PG&E Better Together Resilient Communities Grant Program
The Pacific Gas and Electric Company (PG&E) Better Together Resilient Communities grant program funds initiatives to help California communities better prepare for, withstand, and recover from extreme weather events and other risks related to climate change. PG&E is investing $2 million over five years in shareholder-funded grants. In 2018, PG&E focused on projects to help communities prepare for increased frequency and severity of extreme heat events, and the 2019 Resilient Communities grant program focused on wildfire risk. Priority has been given to projects located in elevated or extreme fire risk areas and that address the needs of environmental and social justice communities.
In 2019, PG&E awarded four $100,000 grants that "build community capacity to reduce wildfire risk and support healthy and resilient forests and watersheds" to Hopland Band of Pomo Indians, Ag Innovations, New Paradigm College, and Pepperwood Preserve.
This resource was featured in the May 4, 2017, ASAP Newsletter.
"In an effort to promote local resilience to climate change, PG&E is investing $2 million over five years through the Better Together Resilient Communities grant program to support local climate resilience initiatives. This year's theme is extreme heat, and PG&E will be giving out four awards at $100,000 each this year. Deadline for applications is May 11. Find out more information and apply here."
- The Hopland Band of Pomo Indians Inter-Tribal Wildfire Resiliency Project will use their grant to build capacity among Tribes with respect to fire resiliency.
- The Ag Innovations Fire Smarts Project aims to launch a Fire Safe Council in Calistoga.
- The New Paradigm College Ecological Restoration and Workforce Development Project aims to develop a tribal workforce development curriculum to engage in ecological restoration.
- The Pepperwood Preserve Forest Management Data Toolkit Project aims to launch a data toolkit for forest management to increase the pace of fuel reduction planning and implementation.
To be eligible, applicants must be a governmental organization, educational institution or 501(c)3 nonprofit organization. All applicants must include a local government within PG&E's service area (northern and central California) as a partner.
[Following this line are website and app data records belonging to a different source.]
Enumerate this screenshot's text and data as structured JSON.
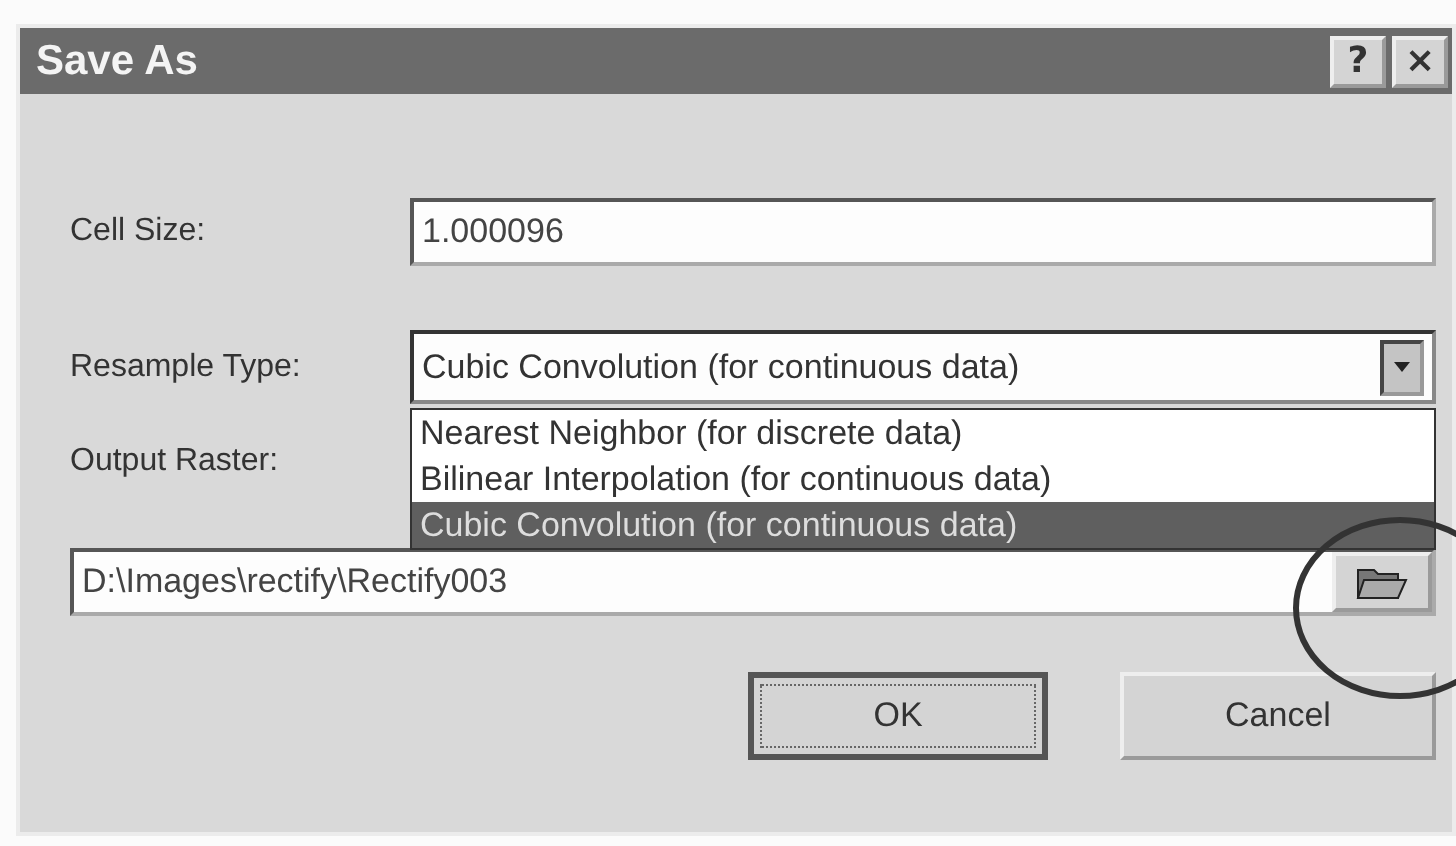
{
  "window": {
    "title": "Save As",
    "title_buttons": [
      "?",
      "×"
    ]
  },
  "cell_size": {
    "label": "Cell Size:",
    "value": "1.000096"
  },
  "resample_type": {
    "label": "Resample Type:",
    "value": "Cubic Convolution (for continuous data)",
    "expanded": true,
    "options": [
      {
        "label": "Nearest Neighbor (for discrete data)",
        "selected": false
      },
      {
        "label": "Bilinear Interpolation (for continuous data)",
        "selected": false
      },
      {
        "label": "Cubic Convolution (for continuous data)",
        "selected": true
      }
    ]
  },
  "output_raster": {
    "label": "Output Raster:",
    "value": "D:\\Images\\rectify\\Rectify003"
  },
  "buttons": [
    {
      "label": "OK",
      "kind": "default"
    },
    {
      "label": "Cancel",
      "kind": "normal"
    }
  ]
}
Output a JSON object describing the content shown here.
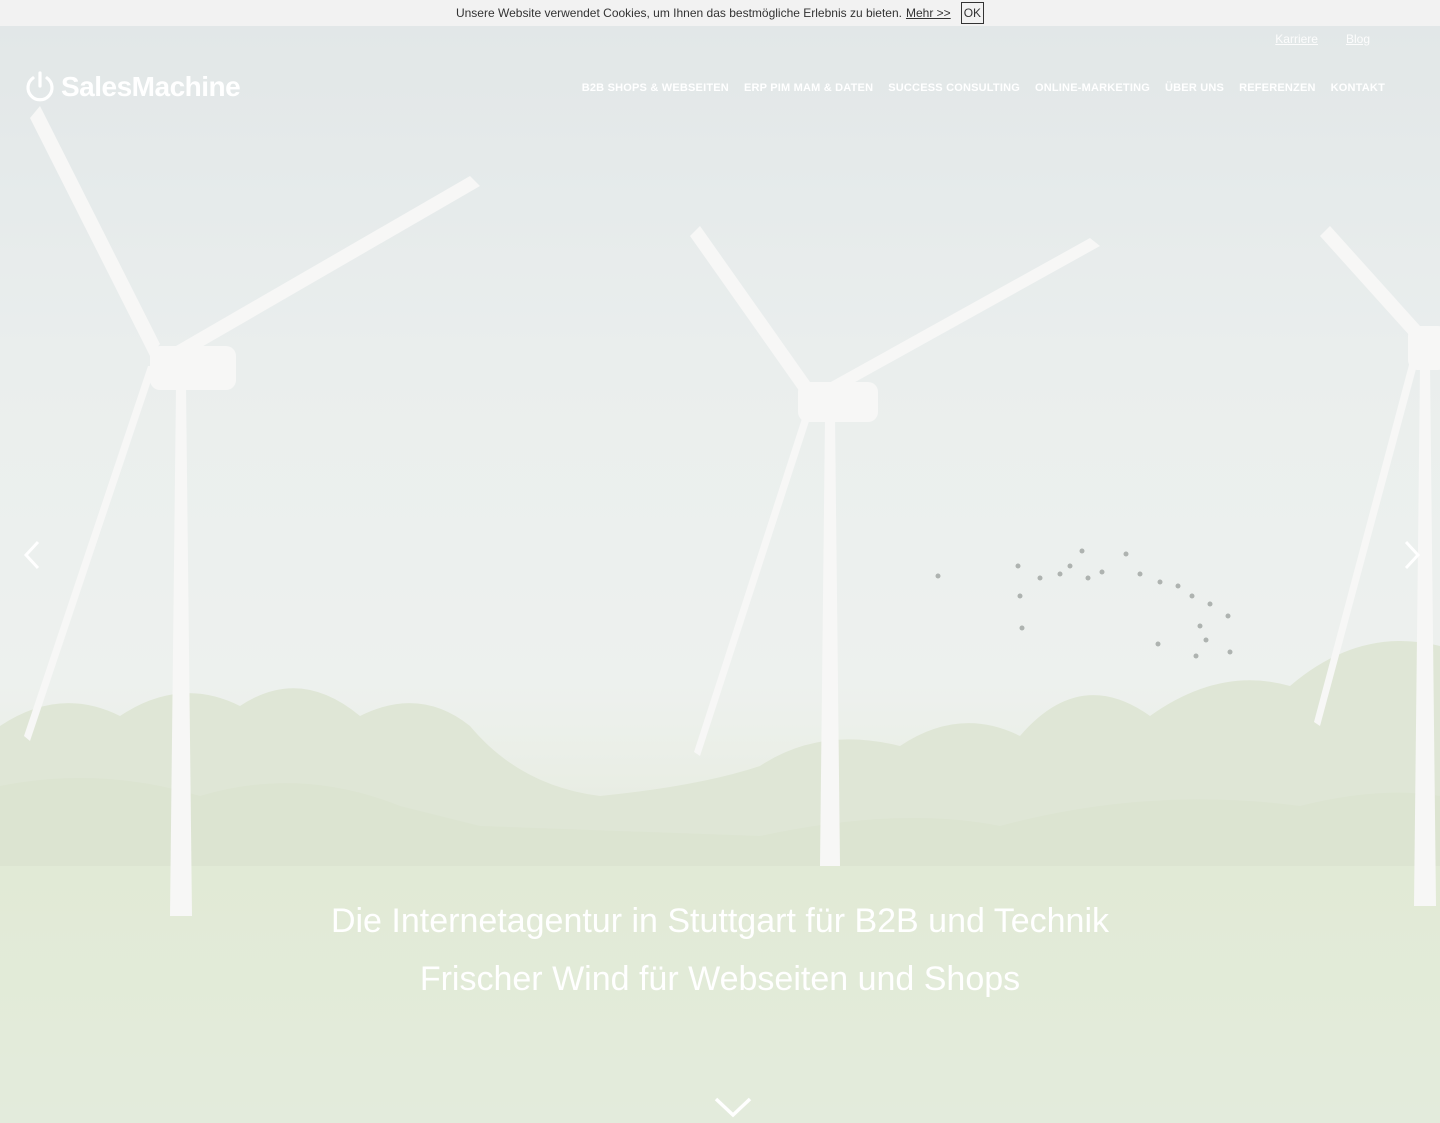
{
  "cookie": {
    "text": "Unsere Website verwendet Cookies, um Ihnen das bestmögliche Erlebnis zu bieten.",
    "more_label": "Mehr >>",
    "ok_label": "OK"
  },
  "top_links": [
    "Karriere",
    "Blog"
  ],
  "logo": {
    "text": "SalesMachine"
  },
  "nav": [
    "B2B SHOPS & WEBSEITEN",
    "ERP PIM MAM & DATEN",
    "SUCCESS CONSULTING",
    "ONLINE-MARKETING",
    "ÜBER UNS",
    "REFERENZEN",
    "KONTAKT"
  ],
  "hero": {
    "headline1": "Die Internetagentur in Stuttgart für B2B und Technik",
    "headline2": "Frischer Wind für Webseiten und Shops"
  },
  "icons": {
    "logo": "power-icon",
    "prev": "chevron-left-icon",
    "next": "chevron-right-icon",
    "scroll": "chevron-down-icon"
  },
  "colors": {
    "nav_text": "#ffffff",
    "cookie_bg": "#f2f2f2"
  }
}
Grant proposals are assessed according to the following criteria:
Partnerships: the extent to which the proposal reflects a collaborative effort among multiple organizations
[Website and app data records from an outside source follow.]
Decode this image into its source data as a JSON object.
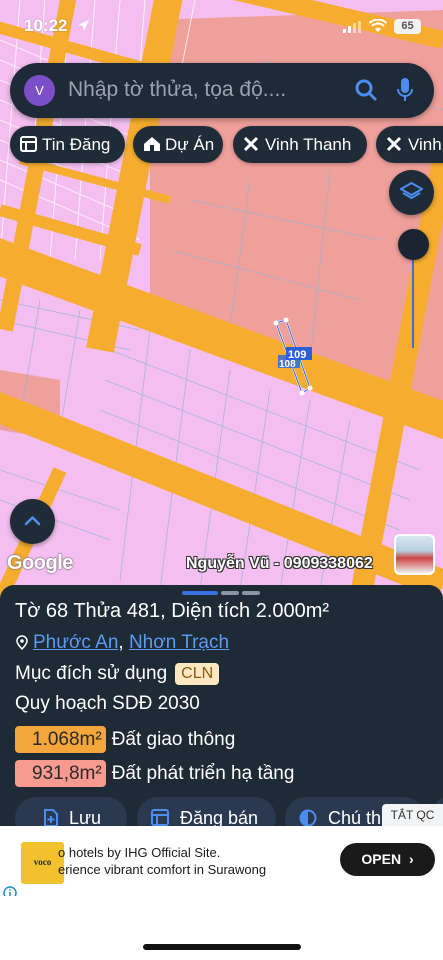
{
  "status_bar": {
    "time": "10:22",
    "battery": "65"
  },
  "search": {
    "avatar_letter": "V",
    "placeholder": "Nhập tờ thửa, tọa độ...."
  },
  "chips": [
    {
      "label": "Tin Đăng",
      "icon": "listing-icon"
    },
    {
      "label": "Dự Án",
      "icon": "house-icon"
    },
    {
      "label": "Vinh Thanh",
      "icon": "tools-icon"
    },
    {
      "label": "Vinh",
      "icon": "tools-icon"
    }
  ],
  "map": {
    "parcel_labels": [
      "109",
      "108"
    ],
    "google_label": "Google",
    "watermark": "Nguyễn Vũ - 0909338062"
  },
  "sheet": {
    "title": "Tờ 68 Thửa 481, Diện tích 2.000m²",
    "address": {
      "ward": "Phước An",
      "separator": ", ",
      "district": "Nhơn Trạch"
    },
    "purpose_label": "Mục đích sử dụng",
    "purpose_code": "CLN",
    "plan_label": "Quy hoạch SDĐ 2030",
    "land_use": [
      {
        "area": "1.068m²",
        "name": "Đất giao thông",
        "color": "#f5a63a"
      },
      {
        "area": "931,8m²",
        "name": "Đất phát triển hạ tầng",
        "color": "#f79a8f"
      }
    ]
  },
  "actions": [
    {
      "label": "Lưu",
      "icon": "save-icon"
    },
    {
      "label": "Đăng bán",
      "icon": "listing-icon"
    },
    {
      "label": "Chú thích",
      "icon": "legend-icon"
    }
  ],
  "ad_close_label": "TẮT QC",
  "ad": {
    "logo_text": "voco",
    "line1": "o hotels by IHG Official Site.",
    "line2": "erience vibrant comfort in Surawong",
    "button": "OPEN"
  },
  "colors": {
    "accent": "#3b6fe0",
    "road": "#f6ad2f",
    "residential": "#f4bff0",
    "commercial": "#f3a0a0",
    "sheet": "#1e2a36"
  }
}
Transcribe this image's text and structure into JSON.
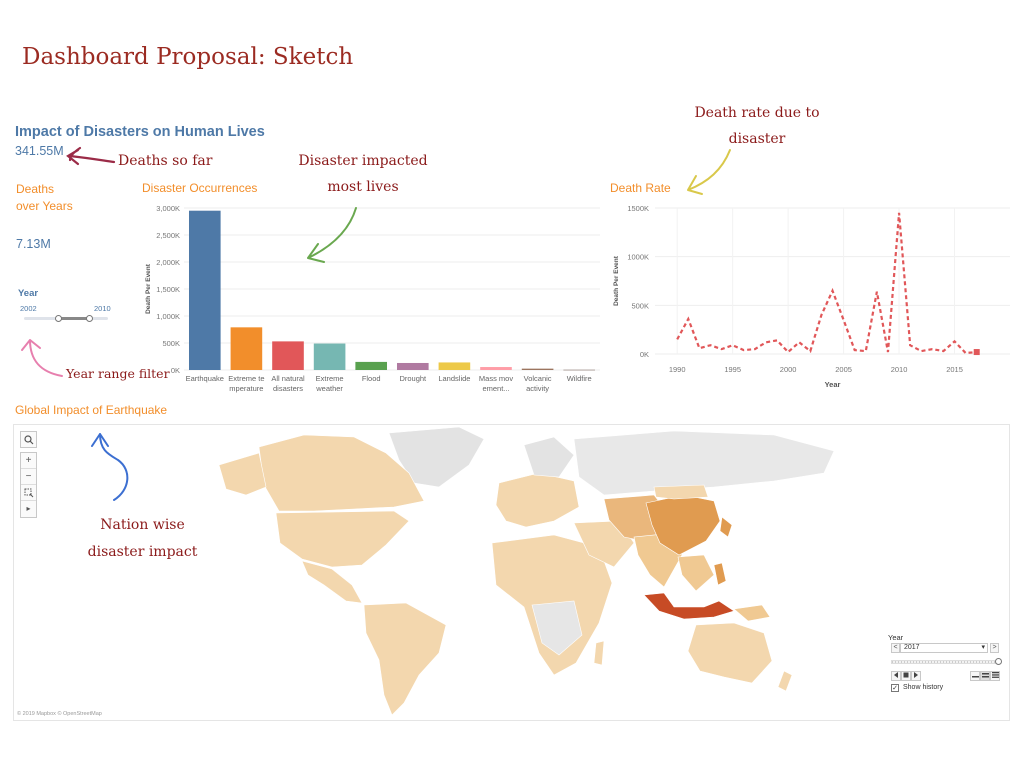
{
  "sketch_title": "Dashboard Proposal: Sketch",
  "viz_title": "Impact of Disasters on Human Lives",
  "total_deaths": "341.55M",
  "deaths_over_years": {
    "label": "Deaths over Years",
    "value": "7.13M"
  },
  "year_filter": {
    "label": "Year",
    "min": "2002",
    "max": "2010"
  },
  "annotations": {
    "deaths_so_far": "Deaths so far",
    "disaster_impacted": "Disaster impacted most lives",
    "death_rate_due": "Death rate due to disaster",
    "year_range_filter": "Year range filter",
    "nation_wise": "Nation wise disaster impact"
  },
  "colors": {
    "title_blue": "#4e79a7",
    "section_orange": "#f28e2b",
    "annotation_red": "#8b1a1a",
    "death_rate_line": "#e15759"
  },
  "chart_data": [
    {
      "type": "bar",
      "title": "Disaster Occurrences",
      "ylabel": "Death Per Event",
      "xlabel": "",
      "ylim": [
        0,
        3000000
      ],
      "yticks": [
        "0K",
        "500K",
        "1,000K",
        "1,500K",
        "2,000K",
        "2,500K",
        "3,000K"
      ],
      "grid": true,
      "categories": [
        "Earthquake",
        "Extreme te mperature",
        "All natural disasters",
        "Extreme weather",
        "Flood",
        "Drought",
        "Landslide",
        "Mass mov ement...",
        "Volcanic activity",
        "Wildfire"
      ],
      "values": [
        2950000,
        790000,
        530000,
        490000,
        150000,
        130000,
        140000,
        55000,
        25000,
        10000
      ],
      "colors": [
        "#4e79a7",
        "#f28e2b",
        "#e15759",
        "#76b7b2",
        "#59a14f",
        "#b07aa1",
        "#edc948",
        "#ff9da7",
        "#9c755f",
        "#bab0ac"
      ]
    },
    {
      "type": "line",
      "title": "Death Rate",
      "xlabel": "Year",
      "ylabel": "Death Per Event",
      "xlim": [
        1988,
        2020
      ],
      "ylim": [
        0,
        1500000
      ],
      "xticks": [
        "1990",
        "1995",
        "2000",
        "2005",
        "2010",
        "2015"
      ],
      "yticks": [
        "0K",
        "500K",
        "1000K",
        "1500K"
      ],
      "grid": true,
      "line_style": "dashed",
      "series": [
        {
          "x": [
            1990,
            1991,
            1992,
            1993,
            1994,
            1995,
            1996,
            1997,
            1998,
            1999,
            2000,
            2001,
            2002,
            2003,
            2004,
            2005,
            2006,
            2007,
            2008,
            2009,
            2010,
            2011,
            2012,
            2013,
            2014,
            2015,
            2016,
            2017
          ],
          "y": [
            150000,
            360000,
            60000,
            90000,
            50000,
            90000,
            40000,
            50000,
            120000,
            140000,
            20000,
            120000,
            30000,
            400000,
            650000,
            350000,
            40000,
            30000,
            640000,
            20000,
            1450000,
            90000,
            30000,
            50000,
            30000,
            130000,
            10000,
            20000
          ]
        }
      ]
    }
  ],
  "map": {
    "title": "Global Impact of Earthquake",
    "credit": "© 2019 Mapbox © OpenStreetMap",
    "controls": {
      "search_icon": "magnifier-icon",
      "zoom_in": "+",
      "zoom_out": "−",
      "select_icon": "lasso-icon",
      "expand": "▸"
    }
  },
  "time_control": {
    "label": "Year",
    "selected": "2017",
    "prev": "<",
    "next": ">",
    "dropdown": "▾",
    "show_history": "Show history",
    "show_history_checked": true
  }
}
Replicability: the extent to which the proposal identifies how others can learn from and adopt the resulting strategies and solutions
Assistance to disadvantaged communities: the extent to which the proposal addresses the identified needs of frontline communities
Measurable impact: the extent to which the proposal includes practical, measurable and innovative ways to address community needs and climate risks
Publication Date: March 1, 2018
- Pacific Gas and Electric Company (PG&E)
- Biodiversity and ecosystems
- Land management and conservation
- Frontline Communities
- Water resources
- Small communities
- Funding program
It is great to see companies invest in the communities they reside in. This grant is so unique because although utility companies may provide grants for a variety of issue areas, rarely are they specifically targeted towards environmental causes. This grant is also significant because often times utility companies cause environmental degradation to the community (people and plant) and readily fight any form of strong regulations. I would like to see other utility companies follow this same model. I certainly plan to take this concept to my local utility company-DTE Energy. Also, it would be great if PG&E would be willing to advise other utility companies on how to establish this type of grant program. However, utility companies MUST know that providing funding to the community is by NO MEANS a licence or pass to keep polluting, in fact readily embracing the triple-bottom-line is something that ALL companies should be doing. Great job PG&E!!